== Your instructions ==
Excluding images, repeat the data exactly as given.

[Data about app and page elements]
%%

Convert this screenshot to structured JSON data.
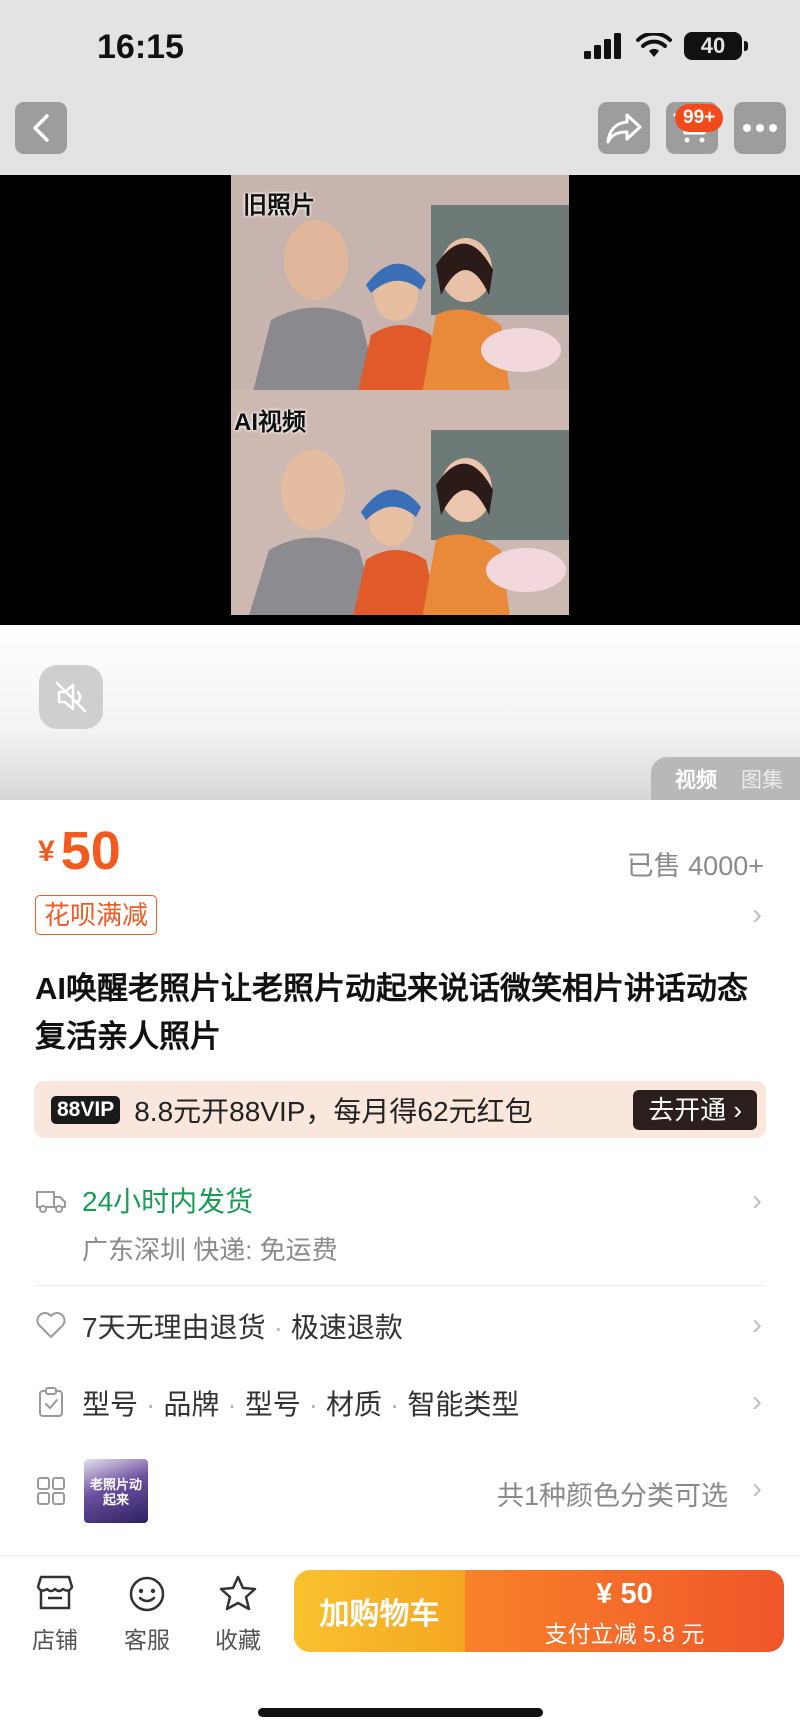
{
  "status_bar": {
    "time": "16:15",
    "battery": "40"
  },
  "nav": {
    "cart_badge": "99+"
  },
  "media": {
    "label_old": "旧照片",
    "label_ai": "AI视频",
    "tabs": [
      {
        "label": "视频",
        "active": true
      },
      {
        "label": "图集",
        "active": false
      }
    ]
  },
  "product": {
    "currency": "¥",
    "price": "50",
    "sold": "已售 4000+",
    "promo_tag": "花呗满减",
    "title": "AI唤醒老照片让老照片动起来说话微笑相片讲话动态复活亲人照片"
  },
  "vip": {
    "badge": "88VIP",
    "text": "8.8元开88VIP，每月得62元红包",
    "button": "去开通"
  },
  "shipping": {
    "title": "24小时内发货",
    "details": "广东深圳  快递: 免运费"
  },
  "returns": {
    "policy_1": "7天无理由退货",
    "policy_2": "极速退款"
  },
  "specs": [
    "型号",
    "品牌",
    "型号",
    "材质",
    "智能类型"
  ],
  "sku": {
    "thumb_text": "老照片动起来",
    "summary": "共1种颜色分类可选"
  },
  "bottom_bar": {
    "store": "店铺",
    "service": "客服",
    "favorite": "收藏",
    "add_to_cart": "加购物车",
    "buy_price": "¥ 50",
    "buy_discount": "支付立减 5.8 元"
  },
  "colors": {
    "accent": "#f25a20",
    "ship_green": "#1a9c57",
    "vip_bg": "#f9e6dc"
  }
}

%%

== Worked solution ==
Convert this screenshot to structured JSON data.
{
  "status_bar": {
    "time": "16:15",
    "battery": "40"
  },
  "nav": {
    "cart_badge": "99+"
  },
  "media": {
    "label_old": "旧照片",
    "label_ai": "AI视频",
    "tabs": [
      {
        "label": "视频",
        "active": true
      },
      {
        "label": "图集",
        "active": false
      }
    ]
  },
  "product": {
    "currency": "¥",
    "price": "50",
    "sold": "已售 4000+",
    "promo_tag": "花呗满减",
    "title": "AI唤醒老照片让老照片动起来说话微笑相片讲话动态复活亲人照片"
  },
  "vip": {
    "badge": "88VIP",
    "text": "8.8元开88VIP，每月得62元红包",
    "button": "去开通"
  },
  "shipping": {
    "title": "24小时内发货",
    "details": "广东深圳  快递: 免运费"
  },
  "returns": {
    "policy_1": "7天无理由退货",
    "policy_2": "极速退款"
  },
  "specs": [
    "型号",
    "品牌",
    "型号",
    "材质",
    "智能类型"
  ],
  "sku": {
    "thumb_text": "老照片动起来",
    "summary": "共1种颜色分类可选"
  },
  "bottom_bar": {
    "store": "店铺",
    "service": "客服",
    "favorite": "收藏",
    "add_to_cart": "加购物车",
    "buy_price": "¥ 50",
    "buy_discount": "支付立减 5.8 元"
  },
  "colors": {
    "accent": "#f25a20",
    "ship_green": "#1a9c57",
    "vip_bg": "#f9e6dc"
  }
}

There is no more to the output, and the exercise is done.